All BESOS technical drawing ara available for download in this PDF document: BesosAllDrawings
This image describe the BESOS assembly with both optical and mechanical components. The only remark worth being mentioned is that the mechanical part 3 – Folding Mirror is made enterily of black anodized aluminium except the inclined surface that has been polished till it achieved the quality of a mirror surface (probably would habe been simpler solution to glue a small mirror).
The following photos show BESOS in different configurations
“BESOS: a prism spectrograph” by CAOS group is licensed under a Creative Commons AttributionNonCommercialNo Derivative Works 3.0 Germany License.
Based on a work at spectroscopy.wordpress.com.
This is the principle explaining the mirages, gradient index lenses and fibres. Amaze your friends by telling them that you put a black hole behind the recipient in order to create a huge gravitational field which bends light beams (General theory of relativity). A friend was convinced that we put a strong magnet below !!!
When properly poured, the sweet water will create a mixture with a gradual refraction index. The bottom will have a higher refraction index than the top.
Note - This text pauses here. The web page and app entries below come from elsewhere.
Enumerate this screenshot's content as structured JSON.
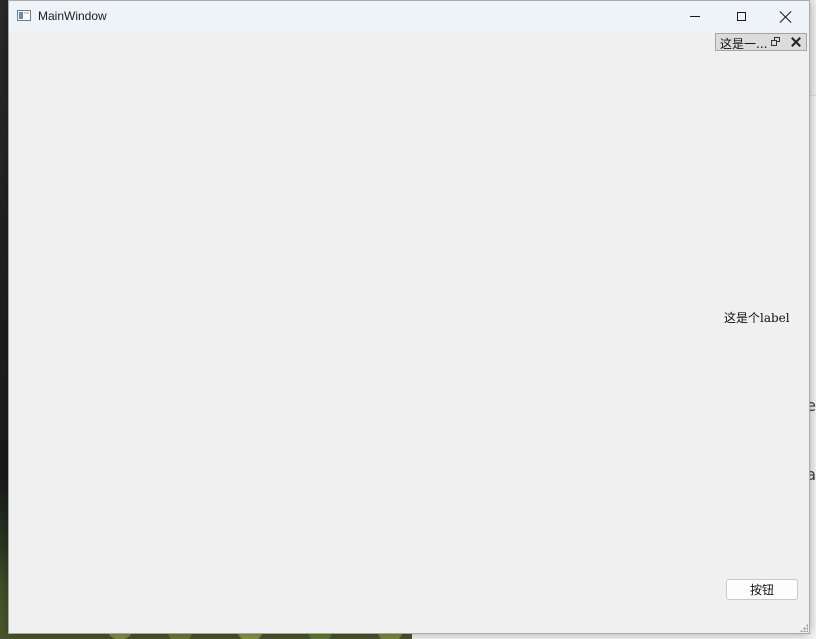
{
  "window": {
    "title": "MainWindow",
    "icon": "app-window-icon",
    "controls": {
      "minimize_icon": "minimize-icon",
      "maximize_icon": "maximize-icon",
      "close_icon": "close-icon"
    }
  },
  "dock": {
    "title": "这是一...",
    "float_icon": "float-dock-icon",
    "close_icon": "close-dock-icon",
    "label": "这是个label",
    "button_label": "按钮"
  },
  "background": {
    "partial_glyphs": [
      "e",
      "a"
    ]
  },
  "colors": {
    "titlebar": "#eef3f8",
    "client": "#f0f0f0",
    "dock_title_bar": "#dcdcdc",
    "button_background": "#fdfdfd"
  }
}
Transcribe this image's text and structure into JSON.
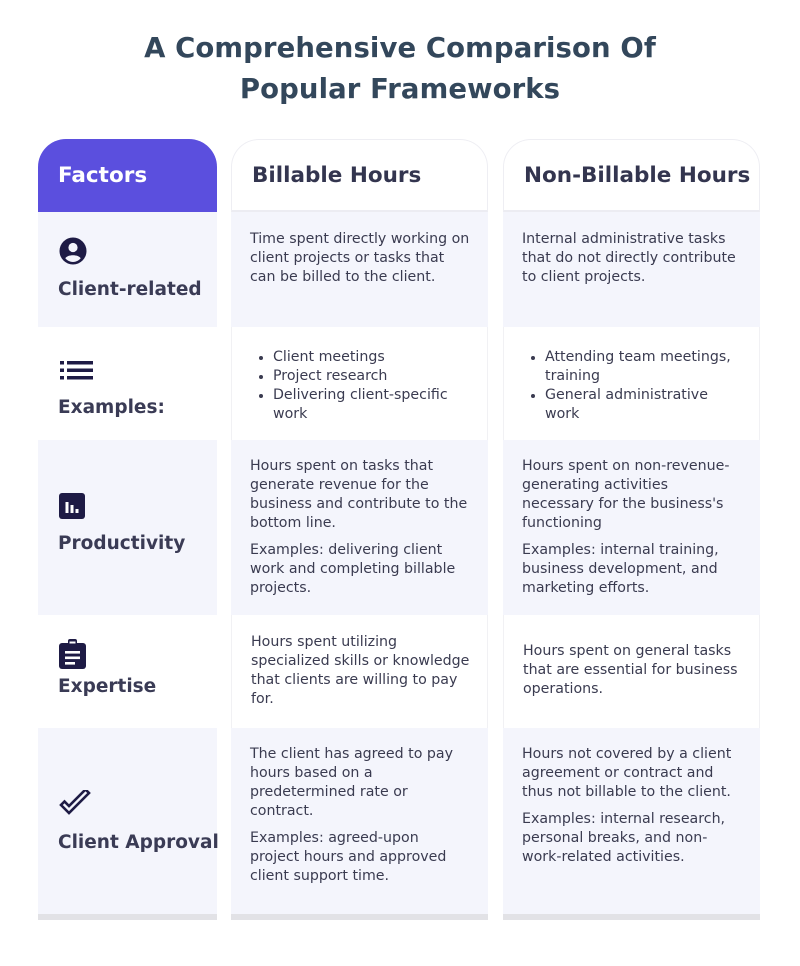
{
  "title_line1": "A Comprehensive Comparison Of",
  "title_line2": "Popular Frameworks",
  "colors": {
    "accent": "#5b4fde",
    "title": "#33475b",
    "text": "#3a3b50",
    "icon": "#1e1b45",
    "row_shade": "#f4f5fc"
  },
  "columns": {
    "factors": "Factors",
    "billable": "Billable Hours",
    "nonbillable": "Non-Billable Hours"
  },
  "rows": [
    {
      "icon": "user-circle-icon",
      "factor": "Client-related",
      "billable": [
        "Time spent directly working on client projects or tasks that can be billed to the client."
      ],
      "nonbillable": [
        "Internal administrative tasks that do not directly contribute to client projects."
      ]
    },
    {
      "icon": "list-icon",
      "factor": "Examples:",
      "billable_list": [
        "Client meetings",
        "Project research",
        "Delivering client-specific work"
      ],
      "nonbillable_list": [
        "Attending team meetings, training",
        "General administrative work"
      ]
    },
    {
      "icon": "bar-chart-icon",
      "factor": "Productivity",
      "billable": [
        "Hours spent on tasks that generate revenue for the business and contribute to the bottom line.",
        "Examples: delivering client work and completing billable projects."
      ],
      "nonbillable": [
        "Hours spent on non-revenue-generating activities necessary for the business's functioning",
        "Examples: internal training, business development, and marketing efforts."
      ]
    },
    {
      "icon": "clipboard-icon",
      "factor": "Expertise",
      "billable": [
        "Hours spent utilizing specialized skills or knowledge that clients are willing to pay for."
      ],
      "nonbillable": [
        "Hours spent on general tasks that are essential for business operations."
      ]
    },
    {
      "icon": "checkmark-icon",
      "factor": "Client Approval",
      "billable": [
        "The client has agreed to pay hours based on a predetermined rate or contract.",
        "Examples: agreed-upon project hours and approved client support time."
      ],
      "nonbillable": [
        "Hours not covered by a client agreement or contract and thus not billable to the client.",
        "Examples: internal research, personal breaks, and non-work-related activities."
      ]
    }
  ]
}
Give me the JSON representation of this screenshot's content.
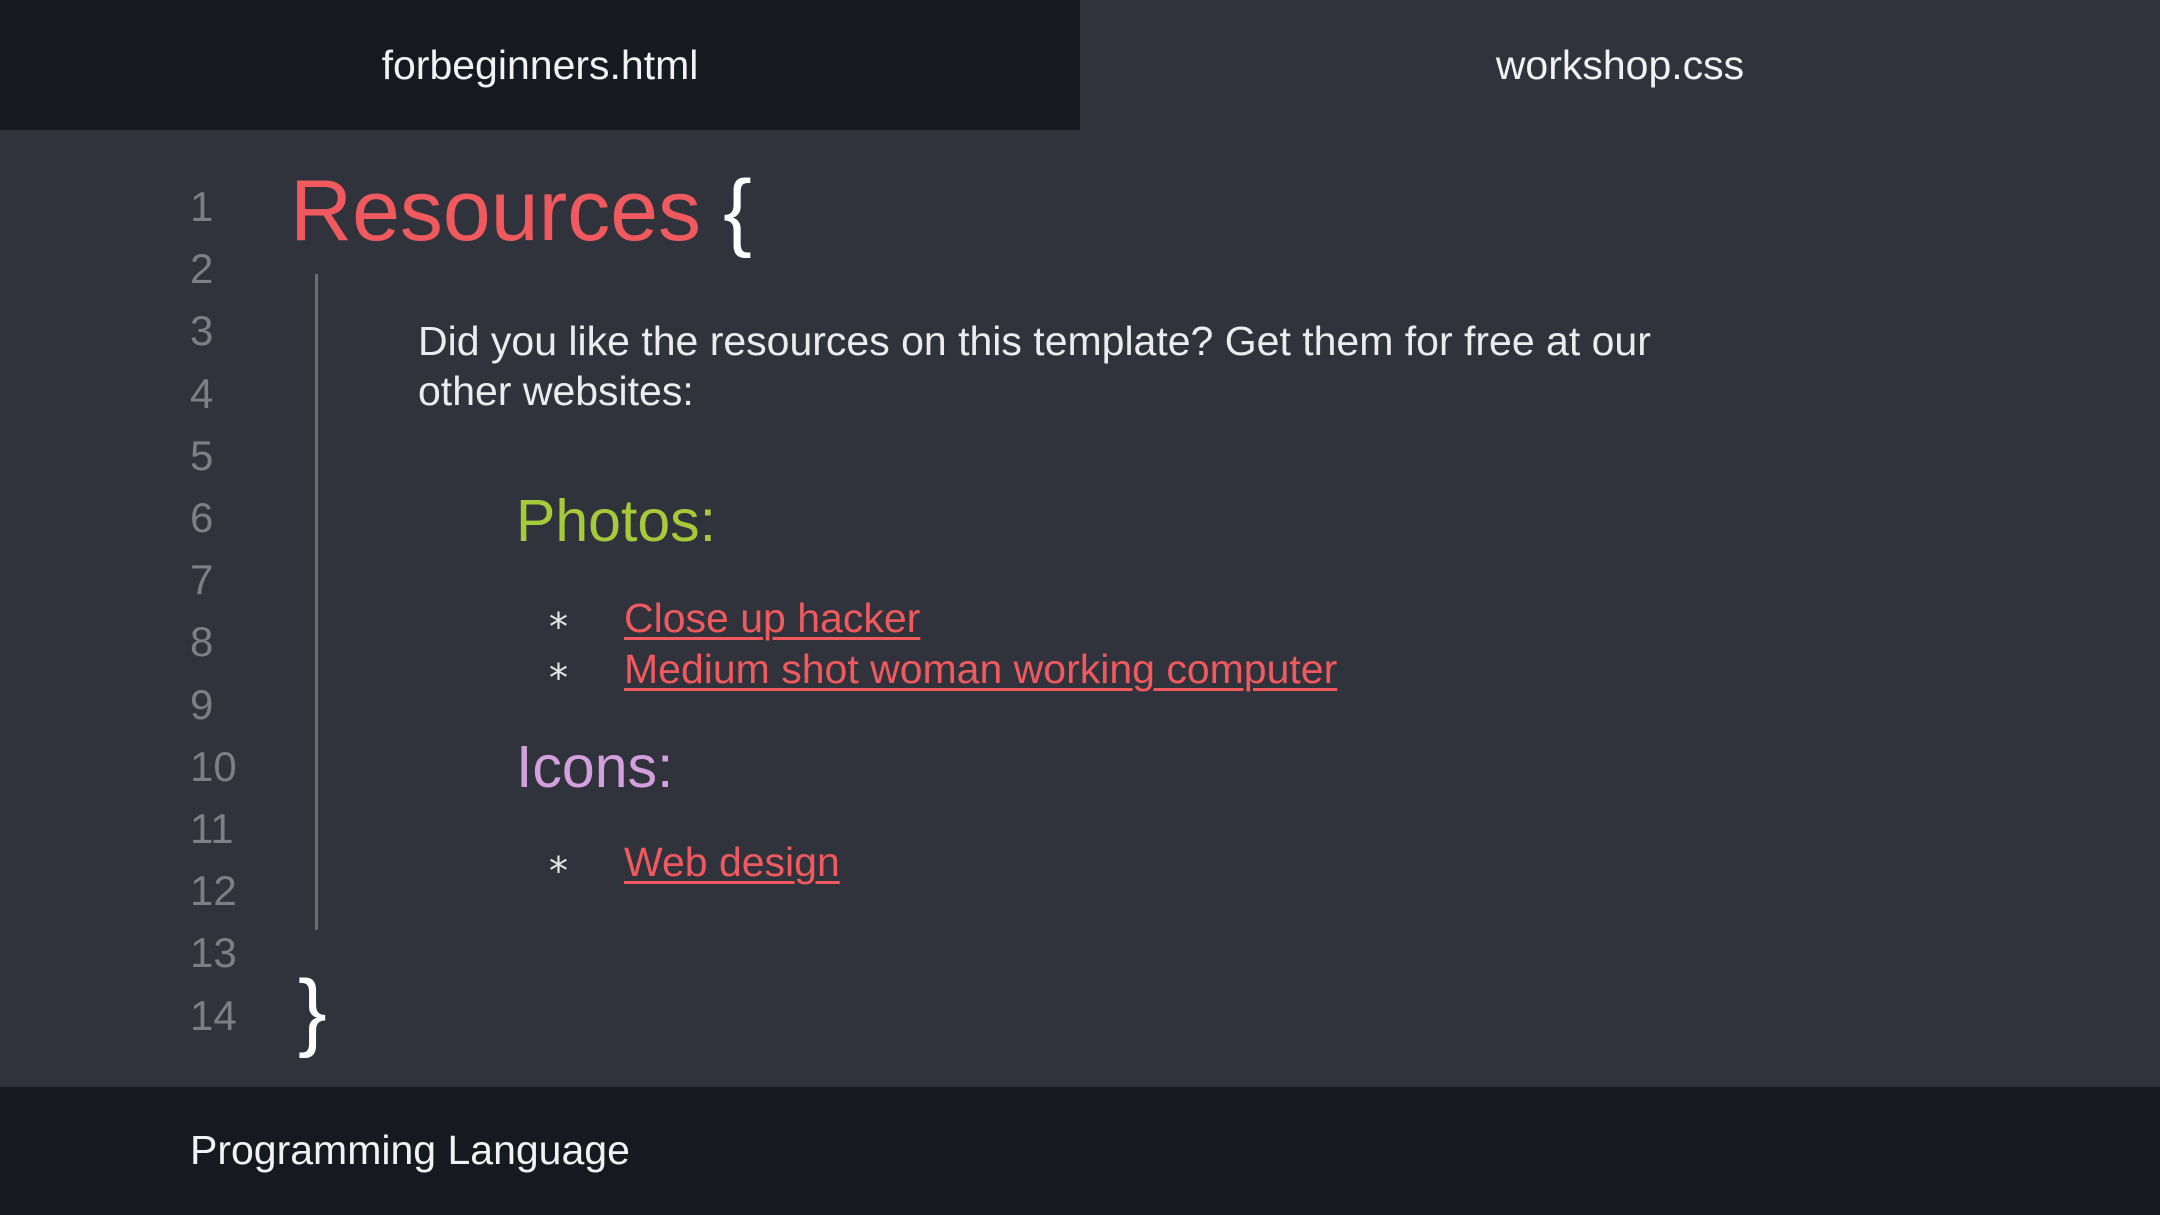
{
  "tabs": [
    {
      "label": "forbeginners.html",
      "active": true
    },
    {
      "label": "workshop.css",
      "active": false
    }
  ],
  "editor": {
    "line_numbers": [
      "1",
      "2",
      "3",
      "4",
      "5",
      "6",
      "7",
      "8",
      "9",
      "10",
      "11",
      "12",
      "13",
      "14"
    ],
    "title_word": "Resources",
    "open_brace": "{",
    "close_brace": "}",
    "intro_text": "Did you like the resources on this template? Get them for free at our other websites:",
    "photos": {
      "heading": "Photos:",
      "bullet": "*",
      "links": [
        "Close up hacker",
        "Medium shot woman working computer"
      ]
    },
    "icons": {
      "heading": "Icons:",
      "bullet": "*",
      "links": [
        "Web design"
      ]
    }
  },
  "footer": {
    "label": "Programming Language"
  },
  "colors": {
    "background": "#30333c",
    "dark_bar": "#171920",
    "title_red": "#f05a5e",
    "photos_green": "#a6cb3a",
    "icons_purple": "#d49fdd",
    "line_number_gray": "#7d7f86"
  }
}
When a light beam travels inside, its direction will bend continuously (principle of Fermat)
In order to success the mixture:
Bending a laser beam by CAOS group is licensed under a Creative Commons AttributionNonCommercialNo Derivative Works 3.0 Germany License.
Based on a work at spectroscopy.wordpress.com.
Till present we have used several different Canon objectives as cameras on our spectrographs:
The article presents our experimental results with the calculation of the transmission for these objectives.
Carlos Guirao and Gerardo Avila
Optical efficiency of the 200 ln/mm Newport transmission grating by CAOS group is licensed under a Creative Commons AttributionNonCommercialNo Derivative Works 3.0 Germany License.
Based on a work at spectroscopy.wordpress.com.
We present here the the optical efficiency (transmission vs. wavelength) for its 1st order for two of Newport (former Richardson gratings) transmission gratings:
and a description of the laboratory setup to take these measurements.
and compared the results with the manufacturer (ones):
Measurements made with nonpolarized light and perpendicular to the grating (not Littrow). Date: 17 Dec 2008
Measurements made with nonpolarized light and perpendicular to the grating (not Littrow). Date: 11 April 2013
Carlos Guirao and Gerardo Avila
Optical efficiency of the 200 ln/mm Newport transmission grating by CAOS group is licensed under a Creative Commons AttributionNonCommercialNo Derivative Works 3.0 Germany License.
Based on a work at spectroscopy.wordpress.com.